For more information about the educational programmes at the Courtauld Institute of Art and the Gallery, please visit This site has an illuminating and detailed introduction to the history of the Courtauld Institute.

The Institute’s founders wanted to improve understanding of visual arts in Great Britain through academic research and formal study. But as the Institute explains, this was contrary to a ‘deep seated insular conviction that the arts were the playthings of the rich and not a suitable subject for a university education.’

Yet the founders, diplomat and politician Viscount Lee of Fareham, Samuel Courtauld and art historian Sir Robert Wit, persevered. Courtauld, of the textile business family, was the major financial backer. He loved paintings and wrote poems about them. He bought French Impressionist paintings. He leased his house in Portman Square, together with his art collection, so that it could be the new Institute until permanent accommodation was found. Sir Robert Witt and Viscount Lee (who donated Chequers, his country house, to the nation as a retreat for those serving as the prime minister) also donated collections of paintings and drawings. The Institute was established in 1932. The notorious Anthony Blunt was once a director.

The gallery features a collection of paintings, drawings, sculpture and decorative arts from periods ranging from the Renaissance to the present day. The collection of Impressionist and Post-Impressionist paintings is especially impressive.

The photograph shows the exterior of the The Courtauld Gallery and Institute, seen form the courtyard of Somerset House, part of which becomes an ice rink in the winter months. © Marco Beck Peccoz, courtesy of the Courtauld Institute. 
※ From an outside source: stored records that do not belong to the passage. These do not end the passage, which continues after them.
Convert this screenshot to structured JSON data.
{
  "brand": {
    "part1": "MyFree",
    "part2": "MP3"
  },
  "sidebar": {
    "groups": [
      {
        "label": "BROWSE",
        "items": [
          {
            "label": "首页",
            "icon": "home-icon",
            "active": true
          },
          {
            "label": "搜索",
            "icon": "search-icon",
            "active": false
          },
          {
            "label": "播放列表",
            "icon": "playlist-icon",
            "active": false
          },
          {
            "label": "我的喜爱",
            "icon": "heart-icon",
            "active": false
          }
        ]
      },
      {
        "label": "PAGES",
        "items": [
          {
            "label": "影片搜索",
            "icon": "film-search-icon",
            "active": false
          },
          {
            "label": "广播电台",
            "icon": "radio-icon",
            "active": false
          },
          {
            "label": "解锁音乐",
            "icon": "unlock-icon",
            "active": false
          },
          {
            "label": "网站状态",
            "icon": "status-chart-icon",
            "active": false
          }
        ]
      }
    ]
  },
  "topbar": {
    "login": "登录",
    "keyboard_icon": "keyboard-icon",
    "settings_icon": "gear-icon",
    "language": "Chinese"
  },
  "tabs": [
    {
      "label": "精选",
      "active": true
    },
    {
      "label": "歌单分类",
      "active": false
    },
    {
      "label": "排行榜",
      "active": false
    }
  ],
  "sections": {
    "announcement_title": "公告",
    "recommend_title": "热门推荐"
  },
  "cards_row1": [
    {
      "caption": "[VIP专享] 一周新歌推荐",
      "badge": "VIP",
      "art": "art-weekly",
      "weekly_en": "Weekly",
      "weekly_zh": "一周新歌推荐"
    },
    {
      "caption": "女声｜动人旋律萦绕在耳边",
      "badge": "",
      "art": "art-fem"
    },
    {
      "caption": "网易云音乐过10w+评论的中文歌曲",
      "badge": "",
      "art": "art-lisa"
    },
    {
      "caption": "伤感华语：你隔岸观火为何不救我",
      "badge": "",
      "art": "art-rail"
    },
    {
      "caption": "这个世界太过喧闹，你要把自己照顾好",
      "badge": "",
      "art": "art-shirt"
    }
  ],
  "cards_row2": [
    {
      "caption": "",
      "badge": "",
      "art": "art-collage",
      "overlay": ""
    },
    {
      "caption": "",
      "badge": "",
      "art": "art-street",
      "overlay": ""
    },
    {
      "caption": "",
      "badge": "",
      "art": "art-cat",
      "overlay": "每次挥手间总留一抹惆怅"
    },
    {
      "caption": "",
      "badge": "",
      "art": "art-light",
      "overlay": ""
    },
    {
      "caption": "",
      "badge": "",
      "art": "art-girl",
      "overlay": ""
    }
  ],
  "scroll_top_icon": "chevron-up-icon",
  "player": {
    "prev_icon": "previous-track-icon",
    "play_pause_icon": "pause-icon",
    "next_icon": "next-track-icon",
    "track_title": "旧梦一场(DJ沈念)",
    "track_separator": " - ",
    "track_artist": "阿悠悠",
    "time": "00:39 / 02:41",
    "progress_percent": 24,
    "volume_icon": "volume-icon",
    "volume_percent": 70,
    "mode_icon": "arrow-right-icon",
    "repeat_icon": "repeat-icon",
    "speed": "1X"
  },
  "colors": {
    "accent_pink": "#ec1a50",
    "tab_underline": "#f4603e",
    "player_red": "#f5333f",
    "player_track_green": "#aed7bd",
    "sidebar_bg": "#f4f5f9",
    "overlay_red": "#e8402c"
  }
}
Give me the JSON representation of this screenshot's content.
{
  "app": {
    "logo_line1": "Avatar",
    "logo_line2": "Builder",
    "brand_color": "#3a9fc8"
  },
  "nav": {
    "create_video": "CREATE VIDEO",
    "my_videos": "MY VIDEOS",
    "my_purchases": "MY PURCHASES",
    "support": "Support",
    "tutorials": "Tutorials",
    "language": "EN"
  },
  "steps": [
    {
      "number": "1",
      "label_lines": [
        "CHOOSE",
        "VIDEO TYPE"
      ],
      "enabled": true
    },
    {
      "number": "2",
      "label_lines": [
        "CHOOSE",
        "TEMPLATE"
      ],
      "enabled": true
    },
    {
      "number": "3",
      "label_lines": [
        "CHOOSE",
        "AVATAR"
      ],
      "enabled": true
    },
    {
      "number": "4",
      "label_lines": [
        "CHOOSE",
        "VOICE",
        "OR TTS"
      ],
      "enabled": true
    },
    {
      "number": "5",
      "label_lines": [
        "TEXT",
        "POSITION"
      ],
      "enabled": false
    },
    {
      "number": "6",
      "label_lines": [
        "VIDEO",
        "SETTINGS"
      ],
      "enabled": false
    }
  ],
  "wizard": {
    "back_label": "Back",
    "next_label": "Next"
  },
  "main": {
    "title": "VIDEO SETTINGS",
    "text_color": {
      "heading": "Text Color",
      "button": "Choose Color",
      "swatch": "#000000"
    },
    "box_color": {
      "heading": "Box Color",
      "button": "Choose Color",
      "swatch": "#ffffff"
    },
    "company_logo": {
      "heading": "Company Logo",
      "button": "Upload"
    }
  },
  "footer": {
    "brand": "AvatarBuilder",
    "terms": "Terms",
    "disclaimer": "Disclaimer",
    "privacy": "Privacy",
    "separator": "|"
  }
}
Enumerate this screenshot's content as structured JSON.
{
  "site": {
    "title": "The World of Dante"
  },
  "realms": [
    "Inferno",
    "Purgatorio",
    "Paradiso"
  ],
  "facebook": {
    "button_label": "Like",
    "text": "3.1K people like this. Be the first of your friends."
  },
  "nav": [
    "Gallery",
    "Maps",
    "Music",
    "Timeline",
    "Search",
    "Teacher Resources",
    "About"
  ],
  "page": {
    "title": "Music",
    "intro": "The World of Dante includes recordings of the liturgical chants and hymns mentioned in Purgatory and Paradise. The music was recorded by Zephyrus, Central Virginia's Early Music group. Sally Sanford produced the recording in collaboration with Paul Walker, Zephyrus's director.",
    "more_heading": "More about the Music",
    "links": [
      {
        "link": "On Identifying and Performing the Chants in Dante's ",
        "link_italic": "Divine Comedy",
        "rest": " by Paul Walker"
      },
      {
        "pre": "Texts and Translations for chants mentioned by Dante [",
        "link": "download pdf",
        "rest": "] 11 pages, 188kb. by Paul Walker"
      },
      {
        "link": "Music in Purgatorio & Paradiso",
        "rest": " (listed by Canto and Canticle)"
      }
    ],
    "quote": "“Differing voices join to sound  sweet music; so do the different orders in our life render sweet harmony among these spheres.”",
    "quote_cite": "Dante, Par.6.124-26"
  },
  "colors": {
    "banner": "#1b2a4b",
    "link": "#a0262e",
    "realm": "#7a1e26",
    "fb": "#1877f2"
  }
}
This article first appeared in Cassone: The International Online Arts Magazine of Art and Art Books in the January 2015 issue.